The rate of the reaction is equal to the product of the concentration of the reactant with respect to that order of the reaction.
${\text{rate = k[A}}{{\text{]}}^{\text{m}}}{{\text{[B]}}^{\text{n}}}$
Here, k is proportionality constant, known as rate constant.
A and B are reactants of the reaction.
m and n are the order of the reaction of A and B respectively.

The given chemical reaction is
${\text{CaC}}{{\text{l}}_{\text{2}}}_{\left( {{\text{aq}}} \right)}{\text{ + 2AgN}}{{\text{O}}_{\text{3}}}_{\left( {{\text{aq}}} \right)} \to {\text{Ca}}{\left( {{\text{N}}{{\text{O}}_{\text{3}}}} \right)_{\text{2}}}_{\left( {{\text{aq}}} \right)}{\text{ + 2AgC}}{{\text{l}}_{\left( {\text{s}} \right)}}$
Use the data to determine the exponents x and y in the rate law:
${\text{Rate = k}}{\left[ {{\text{CaC}}{{\text{l}}_{\text{2}}}} \right]^{\text{x}}}{\left[ {{\text{AgN}}{{\text{O}}_{\text{3}}}} \right]^{\text{y}}}$
$\left[ {{\text{CaC}}{{\text{l}}_{\text{2}}}} \right]{\text{M}}\left[ {{\text{AgN}}{{\text{O}}_{\text{3}}}} \right]{\text{MrateM/s}}$
$0.050$ $0.050$ $3.33 \times {10^{ - 3}}$
$0.100$ $0.050$ $6.66 \times {10^{ - 3}}$
$0.100$ $0.100$ $13.32 \times {10^{ - 3}}$
When the concentration of silver nitrate is constant, increasing the concentration of calcium chloride is double means, the rate of the reaction also two times increases.

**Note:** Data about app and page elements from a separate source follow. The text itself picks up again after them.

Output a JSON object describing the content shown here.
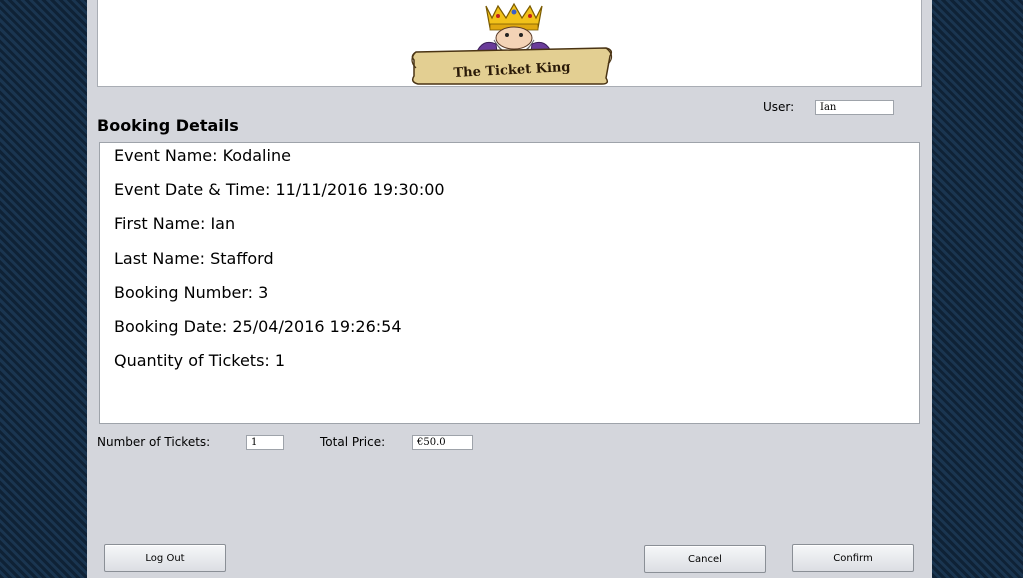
{
  "logo": {
    "text": "The Ticket King"
  },
  "user": {
    "label": "User:",
    "value": "Ian"
  },
  "section_title": "Booking Details",
  "details": [
    "Event Name: Kodaline",
    "Event Date & Time: 11/11/2016 19:30:00",
    "First Name: Ian",
    "Last Name: Stafford",
    "Booking Number: 3",
    "Booking Date: 25/04/2016 19:26:54",
    "Quantity of Tickets: 1"
  ],
  "tickets": {
    "label": "Number of Tickets:",
    "value": "1"
  },
  "price": {
    "label": "Total Price:",
    "value": "€50.0"
  },
  "buttons": {
    "logout": "Log Out",
    "cancel": "Cancel",
    "confirm": "Confirm"
  }
}
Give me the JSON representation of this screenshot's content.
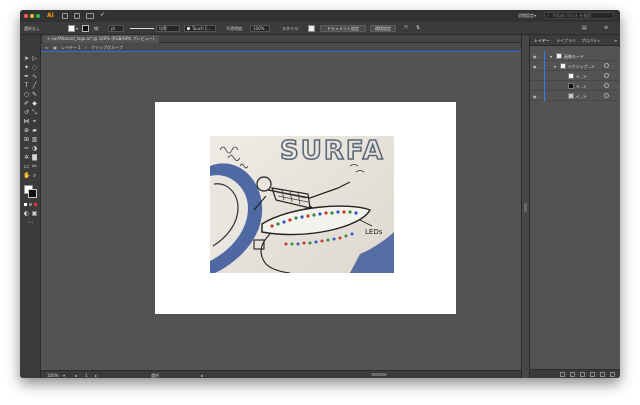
{
  "menubar": {
    "app_name": "Ai",
    "right_label": "初期設定",
    "search_placeholder": "Adobe Stock を検索"
  },
  "controlbar": {
    "selection_label": "選択なし",
    "stroke_label": "線:",
    "stroke_value": "pt",
    "stroke_style": "均等",
    "brush": "Touch C...",
    "opacity_label": "不透明度:",
    "opacity_value": "100%",
    "style_label": "スタイル:",
    "doc_settings": "ドキュメント設定",
    "preferences": "環境設定"
  },
  "document": {
    "tab_title": "surfAIboard_logo.ai* @ 100% (RGB/GPU プレビュー)",
    "breadcrumb_layer": "レイヤー 1",
    "breadcrumb_group": "クリップグループ"
  },
  "status": {
    "zoom": "100%",
    "page": "1",
    "tool": "選択"
  },
  "panel": {
    "tabs": [
      "レイヤー",
      "ライブラリ",
      "プロパティ"
    ],
    "layers": [
      {
        "name": "画像モード"
      },
      {
        "name": "<クリップ...>"
      },
      {
        "name": "<...>"
      },
      {
        "name": "<...>"
      },
      {
        "name": "<...>"
      }
    ]
  },
  "artwork": {
    "headline": "SURFA",
    "annotation": "LEDs"
  },
  "colors": {
    "accent": "#2f6fd6",
    "close": "#ff5f57",
    "minimize": "#febc2e",
    "zoom": "#28c840"
  }
}
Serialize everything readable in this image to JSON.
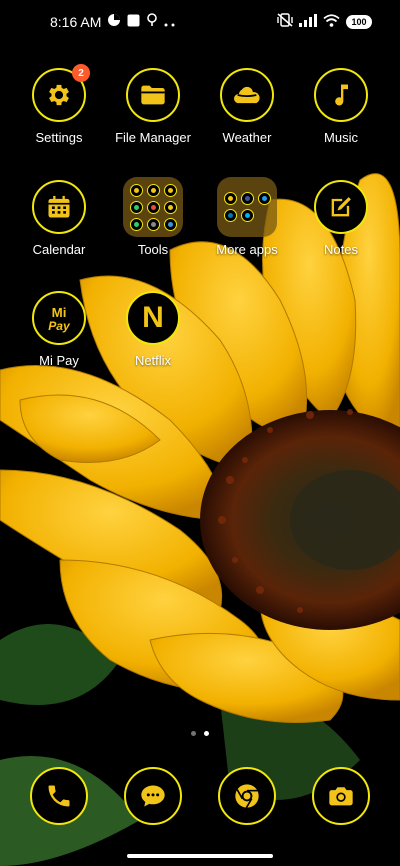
{
  "status": {
    "time": "8:16 AM",
    "battery": "100"
  },
  "apps": {
    "settings": {
      "label": "Settings",
      "badge": "2"
    },
    "file_manager": {
      "label": "File Manager"
    },
    "weather": {
      "label": "Weather"
    },
    "music": {
      "label": "Music"
    },
    "calendar": {
      "label": "Calendar"
    },
    "tools": {
      "label": "Tools"
    },
    "more_apps": {
      "label": "More apps"
    },
    "notes": {
      "label": "Notes"
    },
    "mi_pay": {
      "label": "Mi Pay",
      "logo_text_top": "Mi",
      "logo_text_bottom": "Pay"
    },
    "netflix": {
      "label": "Netflix",
      "logo_text": "N"
    }
  },
  "dock": [
    "phone-icon",
    "messages-icon",
    "chrome-icon",
    "camera-icon"
  ],
  "page_indicator": {
    "pages": 2,
    "current": 2
  },
  "colors": {
    "icon_accent": "#f2c318",
    "icon_ring": "#f2e70b",
    "badge": "#ff5a2c"
  }
}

$0.050$ $0.050$ $3.33 \times {10^{ - 3}}$
$0.100$ $0.050$ $6.66 \times {10^{ - 3}}$
Here, x represents the order of calcium chloride. Hence order of calcium chloride in the reaction is one. The value of x is$1$.
When both the concentration of calcium chloride and silver nitrate doubles, the rate of reaction increases four times.
$0.050$ $0.050$ $3.33 \times {10^{ - 3}}$
$0.100$ $0.050$ $6.66 \times {10^{ - 3}}$
Hence, the order of both reactants is one. Y represents the order of silver nitrate. Both x and y are one.
The value of ${\text{x = 1 and y = 1}}$.

Note:
We have to remember that the chemical formula of calcium chloride is ${\text{CaC}}{{\text{l}}_{\text{2}}}$. The chemical formula of silver nitrate is ${\text{AgN}}{{\text{O}}_{\text{3}}}$. The rate of the reaction depends on the initial concentration of the reactants in the chemical reaction. The rate of the reaction is used to measure decrease in the concentration of reactant and increase the concentration of the product in the reaction. The order of reaction may be fractional or integer or zero.